§ **ASSIGNMENT**
Reproduce every record below word for word and include no pictures.

§ **MATERIAL FOR THE TASK**
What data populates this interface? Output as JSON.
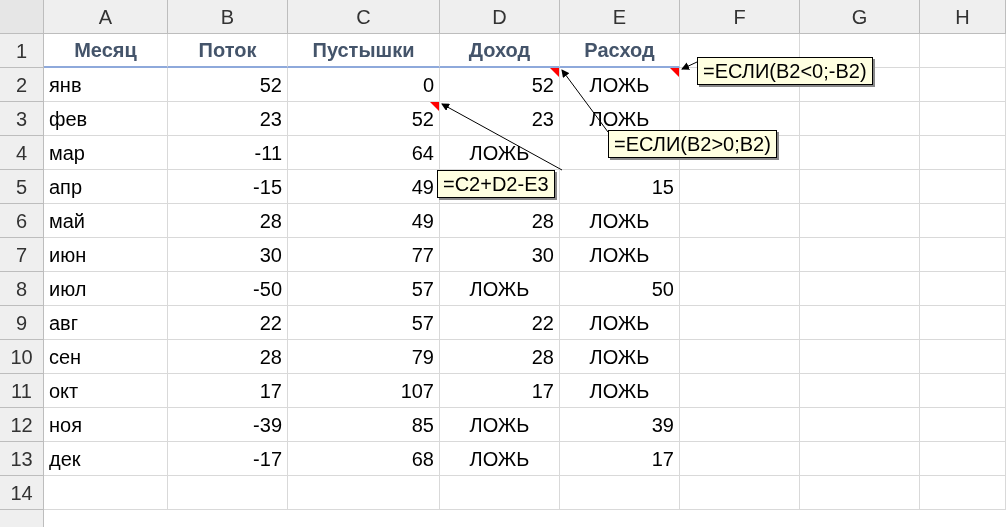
{
  "columns": [
    "A",
    "B",
    "C",
    "D",
    "E",
    "F",
    "G",
    "H"
  ],
  "rows": [
    {
      "number": "1",
      "cells": [
        {
          "text": "Месяц",
          "kind": "title"
        },
        {
          "text": "Поток",
          "kind": "title"
        },
        {
          "text": "Пустышки",
          "kind": "title"
        },
        {
          "text": "Доход",
          "kind": "title"
        },
        {
          "text": "Расход",
          "kind": "title"
        }
      ]
    },
    {
      "number": "2",
      "cells": [
        {
          "text": "янв",
          "kind": "text"
        },
        {
          "text": "52",
          "kind": "number"
        },
        {
          "text": "0",
          "kind": "number"
        },
        {
          "text": "52",
          "kind": "number",
          "comment": "=ЕСЛИ(B2>0;B2)"
        },
        {
          "text": "ЛОЖЬ",
          "kind": "boolean",
          "comment": "=ЕСЛИ(B2<0;-B2)"
        }
      ]
    },
    {
      "number": "3",
      "cells": [
        {
          "text": "фев",
          "kind": "text"
        },
        {
          "text": "23",
          "kind": "number"
        },
        {
          "text": "52",
          "kind": "number",
          "comment": "=C2+D2-E3"
        },
        {
          "text": "23",
          "kind": "number"
        },
        {
          "text": "ЛОЖЬ",
          "kind": "boolean"
        }
      ]
    },
    {
      "number": "4",
      "cells": [
        {
          "text": "мар",
          "kind": "text"
        },
        {
          "text": "-11",
          "kind": "number"
        },
        {
          "text": "64",
          "kind": "number"
        },
        {
          "text": "ЛОЖЬ",
          "kind": "boolean"
        },
        null
      ]
    },
    {
      "number": "5",
      "cells": [
        {
          "text": "апр",
          "kind": "text"
        },
        {
          "text": "-15",
          "kind": "number"
        },
        {
          "text": "49",
          "kind": "number"
        },
        null,
        {
          "text": "15",
          "kind": "number"
        }
      ]
    },
    {
      "number": "6",
      "cells": [
        {
          "text": "май",
          "kind": "text"
        },
        {
          "text": "28",
          "kind": "number"
        },
        {
          "text": "49",
          "kind": "number"
        },
        {
          "text": "28",
          "kind": "number"
        },
        {
          "text": "ЛОЖЬ",
          "kind": "boolean"
        }
      ]
    },
    {
      "number": "7",
      "cells": [
        {
          "text": "июн",
          "kind": "text"
        },
        {
          "text": "30",
          "kind": "number"
        },
        {
          "text": "77",
          "kind": "number"
        },
        {
          "text": "30",
          "kind": "number"
        },
        {
          "text": "ЛОЖЬ",
          "kind": "boolean"
        }
      ]
    },
    {
      "number": "8",
      "cells": [
        {
          "text": "июл",
          "kind": "text"
        },
        {
          "text": "-50",
          "kind": "number"
        },
        {
          "text": "57",
          "kind": "number"
        },
        {
          "text": "ЛОЖЬ",
          "kind": "boolean"
        },
        {
          "text": "50",
          "kind": "number"
        }
      ]
    },
    {
      "number": "9",
      "cells": [
        {
          "text": "авг",
          "kind": "text"
        },
        {
          "text": "22",
          "kind": "number"
        },
        {
          "text": "57",
          "kind": "number"
        },
        {
          "text": "22",
          "kind": "number"
        },
        {
          "text": "ЛОЖЬ",
          "kind": "boolean"
        }
      ]
    },
    {
      "number": "10",
      "cells": [
        {
          "text": "сен",
          "kind": "text"
        },
        {
          "text": "28",
          "kind": "number"
        },
        {
          "text": "79",
          "kind": "number"
        },
        {
          "text": "28",
          "kind": "number"
        },
        {
          "text": "ЛОЖЬ",
          "kind": "boolean"
        }
      ]
    },
    {
      "number": "11",
      "cells": [
        {
          "text": "окт",
          "kind": "text"
        },
        {
          "text": "17",
          "kind": "number"
        },
        {
          "text": "107",
          "kind": "number"
        },
        {
          "text": "17",
          "kind": "number"
        },
        {
          "text": "ЛОЖЬ",
          "kind": "boolean"
        }
      ]
    },
    {
      "number": "12",
      "cells": [
        {
          "text": "ноя",
          "kind": "text"
        },
        {
          "text": "-39",
          "kind": "number"
        },
        {
          "text": "85",
          "kind": "number"
        },
        {
          "text": "ЛОЖЬ",
          "kind": "boolean"
        },
        {
          "text": "39",
          "kind": "number"
        }
      ]
    },
    {
      "number": "13",
      "cells": [
        {
          "text": "дек",
          "kind": "text"
        },
        {
          "text": "-17",
          "kind": "number"
        },
        {
          "text": "68",
          "kind": "number"
        },
        {
          "text": "ЛОЖЬ",
          "kind": "boolean"
        },
        {
          "text": "17",
          "kind": "number"
        }
      ]
    },
    {
      "number": "14",
      "cells": []
    }
  ]
}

§ **RESPONSE BOX**
What data populates this interface? Output as JSON.
{
  "columns": [
    "A",
    "B",
    "C",
    "D",
    "E",
    "F",
    "G",
    "H"
  ],
  "rows": [
    {
      "number": "1",
      "cells": [
        {
          "text": "Месяц",
          "kind": "title"
        },
        {
          "text": "Поток",
          "kind": "title"
        },
        {
          "text": "Пустышки",
          "kind": "title"
        },
        {
          "text": "Доход",
          "kind": "title"
        },
        {
          "text": "Расход",
          "kind": "title"
        }
      ]
    },
    {
      "number": "2",
      "cells": [
        {
          "text": "янв",
          "kind": "text"
        },
        {
          "text": "52",
          "kind": "number"
        },
        {
          "text": "0",
          "kind": "number"
        },
        {
          "text": "52",
          "kind": "number",
          "comment": "=ЕСЛИ(B2>0;B2)"
        },
        {
          "text": "ЛОЖЬ",
          "kind": "boolean",
          "comment": "=ЕСЛИ(B2<0;-B2)"
        }
      ]
    },
    {
      "number": "3",
      "cells": [
        {
          "text": "фев",
          "kind": "text"
        },
        {
          "text": "23",
          "kind": "number"
        },
        {
          "text": "52",
          "kind": "number",
          "comment": "=C2+D2-E3"
        },
        {
          "text": "23",
          "kind": "number"
        },
        {
          "text": "ЛОЖЬ",
          "kind": "boolean"
        }
      ]
    },
    {
      "number": "4",
      "cells": [
        {
          "text": "мар",
          "kind": "text"
        },
        {
          "text": "-11",
          "kind": "number"
        },
        {
          "text": "64",
          "kind": "number"
        },
        {
          "text": "ЛОЖЬ",
          "kind": "boolean"
        },
        null
      ]
    },
    {
      "number": "5",
      "cells": [
        {
          "text": "апр",
          "kind": "text"
        },
        {
          "text": "-15",
          "kind": "number"
        },
        {
          "text": "49",
          "kind": "number"
        },
        null,
        {
          "text": "15",
          "kind": "number"
        }
      ]
    },
    {
      "number": "6",
      "cells": [
        {
          "text": "май",
          "kind": "text"
        },
        {
          "text": "28",
          "kind": "number"
        },
        {
          "text": "49",
          "kind": "number"
        },
        {
          "text": "28",
          "kind": "number"
        },
        {
          "text": "ЛОЖЬ",
          "kind": "boolean"
        }
      ]
    },
    {
      "number": "7",
      "cells": [
        {
          "text": "июн",
          "kind": "text"
        },
        {
          "text": "30",
          "kind": "number"
        },
        {
          "text": "77",
          "kind": "number"
        },
        {
          "text": "30",
          "kind": "number"
        },
        {
          "text": "ЛОЖЬ",
          "kind": "boolean"
        }
      ]
    },
    {
      "number": "8",
      "cells": [
        {
          "text": "июл",
          "kind": "text"
        },
        {
          "text": "-50",
          "kind": "number"
        },
        {
          "text": "57",
          "kind": "number"
        },
        {
          "text": "ЛОЖЬ",
          "kind": "boolean"
        },
        {
          "text": "50",
          "kind": "number"
        }
      ]
    },
    {
      "number": "9",
      "cells": [
        {
          "text": "авг",
          "kind": "text"
        },
        {
          "text": "22",
          "kind": "number"
        },
        {
          "text": "57",
          "kind": "number"
        },
        {
          "text": "22",
          "kind": "number"
        },
        {
          "text": "ЛОЖЬ",
          "kind": "boolean"
        }
      ]
    },
    {
      "number": "10",
      "cells": [
        {
          "text": "сен",
          "kind": "text"
        },
        {
          "text": "28",
          "kind": "number"
        },
        {
          "text": "79",
          "kind": "number"
        },
        {
          "text": "28",
          "kind": "number"
        },
        {
          "text": "ЛОЖЬ",
          "kind": "boolean"
        }
      ]
    },
    {
      "number": "11",
      "cells": [
        {
          "text": "окт",
          "kind": "text"
        },
        {
          "text": "17",
          "kind": "number"
        },
        {
          "text": "107",
          "kind": "number"
        },
        {
          "text": "17",
          "kind": "number"
        },
        {
          "text": "ЛОЖЬ",
          "kind": "boolean"
        }
      ]
    },
    {
      "number": "12",
      "cells": [
        {
          "text": "ноя",
          "kind": "text"
        },
        {
          "text": "-39",
          "kind": "number"
        },
        {
          "text": "85",
          "kind": "number"
        },
        {
          "text": "ЛОЖЬ",
          "kind": "boolean"
        },
        {
          "text": "39",
          "kind": "number"
        }
      ]
    },
    {
      "number": "13",
      "cells": [
        {
          "text": "дек",
          "kind": "text"
        },
        {
          "text": "-17",
          "kind": "number"
        },
        {
          "text": "68",
          "kind": "number"
        },
        {
          "text": "ЛОЖЬ",
          "kind": "boolean"
        },
        {
          "text": "17",
          "kind": "number"
        }
      ]
    },
    {
      "number": "14",
      "cells": []
    }
  ]
}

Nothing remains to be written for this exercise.